How long has it existed?
The library was established in 2004 and has been refreshed and expanded since 2014.

Is it just for people in Victoria?
No. The site is accessed by health professionals and consumers all over Australia. The library is also accessed internationally, predominately in countries with large, diverse populations such as Canada, India and the U.S.

What sort of information is on the site?
Information on the site covers a broad collection of health and wellbeing topics from Asthma to COVID-19 to Mental Health to Family Violence, Housing and Centrelink resources.

How many translated resources are on the site?
Health Translations links currently to over 23,000 resources in over 100 languages.

How do we know the information is relevant and helpful?
The website has Editorial Guidelines to ensure information is accurate and useful. We also review information on a regular basis to ensure it is up to date.
How do we collect relevant and appropriate information? The information available on Health Translations is produced and hosted by other organisations who are peak bodies in their areas of expertise with whom the Centre for Culture Ethnicity and Health (CEH) maintains a content partnership. CEH collects, indexes and adds translated materials. Some resources are also produced in-house by the CEH.

How many people use the site?
The site has an average of over 150,000 pageviews per month.

Is the website reliable?
Staff employed by the Centre for Culture, Ethnicity and Health (CEH), constantly review the site to ensure information is relevant and accessible. Our process of review has ensured that errors like broken links remain under 1% of the resources available.

Who created and manages the site?
Health Translations is a Victorian Government initiative managed and maintained by the Centre for Culture Ethnicity and Health on behalf of the Department of Health and Human Services.

What are the most popular languages?
Currently the most popular languages are:

  1. Tagalog (Filipino)
  2. Vietnamese
  3. Arabic

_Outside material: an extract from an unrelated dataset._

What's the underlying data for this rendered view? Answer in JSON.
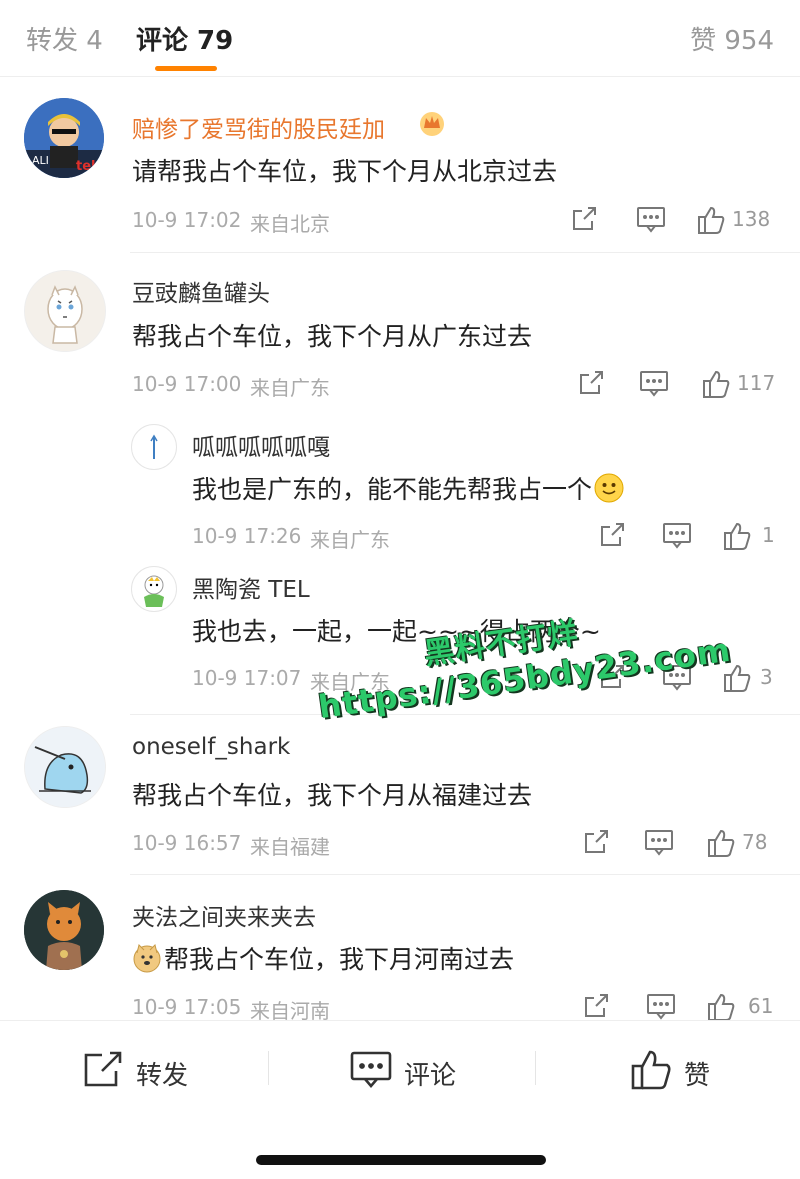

Difference between Plain and Easy English
You might have heard about Plain English, so what is the difference between Plain and Easy English?
Easy English is a style of writing that is simple and concise, focuses on key information and uses words and images to help readers understand the information.
Plain English is a style of writing in which the language, structure, and presentation of a document all work together to help the reader. A document written in Plain English is easy to read, understand, and act on after just one reading.

How to find resources I downloaded in my browser?
Once you have found the resource you are interested in, just click the hyperlink of the file in your preferred language. Depending on your browsers and/or your browser settings, the file will either open in a new browser tab or it will NOT open in a new tab but be automatically downloaded to your computer. This can make it appear as though the resource link is broken. In these situations, please refer to the instructions here.

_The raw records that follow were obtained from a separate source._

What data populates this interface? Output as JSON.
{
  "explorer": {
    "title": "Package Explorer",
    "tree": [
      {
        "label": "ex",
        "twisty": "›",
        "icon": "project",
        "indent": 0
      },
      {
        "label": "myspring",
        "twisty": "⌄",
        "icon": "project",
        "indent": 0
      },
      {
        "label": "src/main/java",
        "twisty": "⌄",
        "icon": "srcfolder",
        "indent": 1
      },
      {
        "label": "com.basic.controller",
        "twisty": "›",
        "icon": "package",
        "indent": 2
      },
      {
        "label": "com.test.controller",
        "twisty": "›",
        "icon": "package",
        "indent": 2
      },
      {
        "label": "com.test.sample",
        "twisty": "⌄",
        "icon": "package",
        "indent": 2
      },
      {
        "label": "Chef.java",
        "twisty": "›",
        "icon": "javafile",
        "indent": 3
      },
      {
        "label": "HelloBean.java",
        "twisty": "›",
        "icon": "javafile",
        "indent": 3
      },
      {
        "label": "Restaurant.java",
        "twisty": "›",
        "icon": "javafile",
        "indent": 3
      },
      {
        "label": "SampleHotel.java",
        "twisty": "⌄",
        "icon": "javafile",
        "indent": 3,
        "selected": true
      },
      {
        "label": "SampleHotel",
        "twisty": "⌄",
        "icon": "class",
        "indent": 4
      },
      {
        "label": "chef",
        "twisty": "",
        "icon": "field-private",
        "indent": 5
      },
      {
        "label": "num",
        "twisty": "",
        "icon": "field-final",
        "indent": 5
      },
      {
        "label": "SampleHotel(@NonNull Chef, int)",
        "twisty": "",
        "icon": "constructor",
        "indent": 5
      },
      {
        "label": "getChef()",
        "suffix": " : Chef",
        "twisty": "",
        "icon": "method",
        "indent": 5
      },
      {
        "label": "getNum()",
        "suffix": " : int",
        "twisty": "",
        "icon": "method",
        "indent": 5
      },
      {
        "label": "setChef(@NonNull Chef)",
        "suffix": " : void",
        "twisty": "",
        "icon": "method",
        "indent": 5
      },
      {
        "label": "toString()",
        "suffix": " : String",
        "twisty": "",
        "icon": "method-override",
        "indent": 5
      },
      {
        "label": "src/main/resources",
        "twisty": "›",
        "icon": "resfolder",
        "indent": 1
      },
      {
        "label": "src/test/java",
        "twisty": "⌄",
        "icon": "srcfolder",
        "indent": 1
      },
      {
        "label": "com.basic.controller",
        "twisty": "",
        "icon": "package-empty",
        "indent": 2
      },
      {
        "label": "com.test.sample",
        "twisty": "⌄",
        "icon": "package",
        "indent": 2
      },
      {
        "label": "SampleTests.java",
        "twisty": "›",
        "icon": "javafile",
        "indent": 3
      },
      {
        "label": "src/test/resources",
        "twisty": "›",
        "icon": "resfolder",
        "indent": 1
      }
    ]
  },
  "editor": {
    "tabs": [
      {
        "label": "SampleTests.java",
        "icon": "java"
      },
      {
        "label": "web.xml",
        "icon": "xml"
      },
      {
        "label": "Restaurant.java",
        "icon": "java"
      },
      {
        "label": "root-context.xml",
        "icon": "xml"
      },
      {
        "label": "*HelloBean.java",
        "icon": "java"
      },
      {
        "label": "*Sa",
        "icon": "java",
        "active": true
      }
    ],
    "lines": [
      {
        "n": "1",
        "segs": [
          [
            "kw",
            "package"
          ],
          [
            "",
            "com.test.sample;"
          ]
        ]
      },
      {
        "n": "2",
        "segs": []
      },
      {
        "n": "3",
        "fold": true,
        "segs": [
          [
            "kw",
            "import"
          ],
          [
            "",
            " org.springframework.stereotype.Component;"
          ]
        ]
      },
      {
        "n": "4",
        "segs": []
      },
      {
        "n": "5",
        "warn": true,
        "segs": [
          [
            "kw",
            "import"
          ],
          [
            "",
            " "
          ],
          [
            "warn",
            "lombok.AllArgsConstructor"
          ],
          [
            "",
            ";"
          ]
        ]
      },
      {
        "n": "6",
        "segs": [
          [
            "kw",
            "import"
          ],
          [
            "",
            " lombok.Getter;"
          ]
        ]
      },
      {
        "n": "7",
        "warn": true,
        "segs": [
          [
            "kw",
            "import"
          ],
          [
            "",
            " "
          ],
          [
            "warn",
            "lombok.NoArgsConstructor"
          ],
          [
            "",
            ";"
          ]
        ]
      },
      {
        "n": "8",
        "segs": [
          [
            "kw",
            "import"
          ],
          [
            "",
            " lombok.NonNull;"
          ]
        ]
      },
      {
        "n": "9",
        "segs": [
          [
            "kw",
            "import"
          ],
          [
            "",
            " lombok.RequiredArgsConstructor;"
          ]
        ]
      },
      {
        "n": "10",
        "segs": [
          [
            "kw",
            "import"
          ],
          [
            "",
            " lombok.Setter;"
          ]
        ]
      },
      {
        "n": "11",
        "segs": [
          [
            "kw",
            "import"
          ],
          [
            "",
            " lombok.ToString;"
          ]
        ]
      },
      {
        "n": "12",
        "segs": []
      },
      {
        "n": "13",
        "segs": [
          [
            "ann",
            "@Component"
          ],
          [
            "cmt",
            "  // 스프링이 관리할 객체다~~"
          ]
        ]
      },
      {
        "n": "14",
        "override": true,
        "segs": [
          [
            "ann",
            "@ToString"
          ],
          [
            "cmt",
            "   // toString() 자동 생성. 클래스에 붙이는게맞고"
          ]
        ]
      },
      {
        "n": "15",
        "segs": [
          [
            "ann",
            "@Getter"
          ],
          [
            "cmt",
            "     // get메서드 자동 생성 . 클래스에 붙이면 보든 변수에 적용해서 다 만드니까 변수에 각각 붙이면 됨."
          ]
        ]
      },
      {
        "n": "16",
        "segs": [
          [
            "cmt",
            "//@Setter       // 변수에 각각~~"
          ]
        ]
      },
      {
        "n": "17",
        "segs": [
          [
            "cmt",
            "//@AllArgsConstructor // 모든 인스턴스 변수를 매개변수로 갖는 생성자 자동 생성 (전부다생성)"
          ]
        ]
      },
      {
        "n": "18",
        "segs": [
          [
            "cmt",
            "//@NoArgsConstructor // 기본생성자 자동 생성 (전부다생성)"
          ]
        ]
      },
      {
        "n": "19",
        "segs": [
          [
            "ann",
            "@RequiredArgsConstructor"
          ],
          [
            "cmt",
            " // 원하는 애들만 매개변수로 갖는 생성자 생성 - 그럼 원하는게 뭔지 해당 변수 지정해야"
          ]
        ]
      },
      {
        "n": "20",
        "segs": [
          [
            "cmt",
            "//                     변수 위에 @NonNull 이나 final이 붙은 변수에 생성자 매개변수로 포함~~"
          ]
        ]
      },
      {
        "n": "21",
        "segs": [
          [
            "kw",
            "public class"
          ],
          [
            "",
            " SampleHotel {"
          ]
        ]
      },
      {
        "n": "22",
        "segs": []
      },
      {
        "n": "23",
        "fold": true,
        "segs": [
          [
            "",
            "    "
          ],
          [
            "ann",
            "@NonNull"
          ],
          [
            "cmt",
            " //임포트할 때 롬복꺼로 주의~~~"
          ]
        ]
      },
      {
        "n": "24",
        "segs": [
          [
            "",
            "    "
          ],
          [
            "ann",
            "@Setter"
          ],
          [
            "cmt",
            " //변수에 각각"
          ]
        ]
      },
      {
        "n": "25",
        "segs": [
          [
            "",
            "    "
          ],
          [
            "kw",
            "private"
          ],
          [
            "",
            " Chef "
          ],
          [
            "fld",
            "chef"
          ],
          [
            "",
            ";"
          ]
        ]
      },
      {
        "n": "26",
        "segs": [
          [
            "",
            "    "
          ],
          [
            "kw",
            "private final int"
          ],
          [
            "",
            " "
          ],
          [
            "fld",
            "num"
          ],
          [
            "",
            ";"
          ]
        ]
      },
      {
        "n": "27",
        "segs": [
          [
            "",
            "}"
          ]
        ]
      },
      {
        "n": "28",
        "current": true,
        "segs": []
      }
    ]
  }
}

Can I use Health Translations resources with my clients?
We strongly encourage you to use all of our resources with your clients. The website’s main purpose is to provide reliable and current multilingual information to Service Providers that they can hand out to their clients in their preferred language. All resources can be used and distributed freely as long as you don’t use it for commercial purposes or alter their content.

Why is a library like Health Translations important?
The Victorian Government’s Multicultural Policy Statement emphasised that access to healthcare is a basic right for every Victorian. People born overseas, particularly women and girls are identified as being likely to have significantly poorer health than people born in Australia. The policy document highlights Health Translations as part of an initiative to help address this.

Can't find the information you are looking for?
Please contact us.

The Health Translations Directory is always improving

The Centre for Culture, Ethnicity and Health has been contracted to manage and improve Health Translations. We are regularly reviewing our collection and improving your experience of the directory. We rely on your contributions. If you are aware of a multilingual health resource, produced in Australia, please register it here or let us know.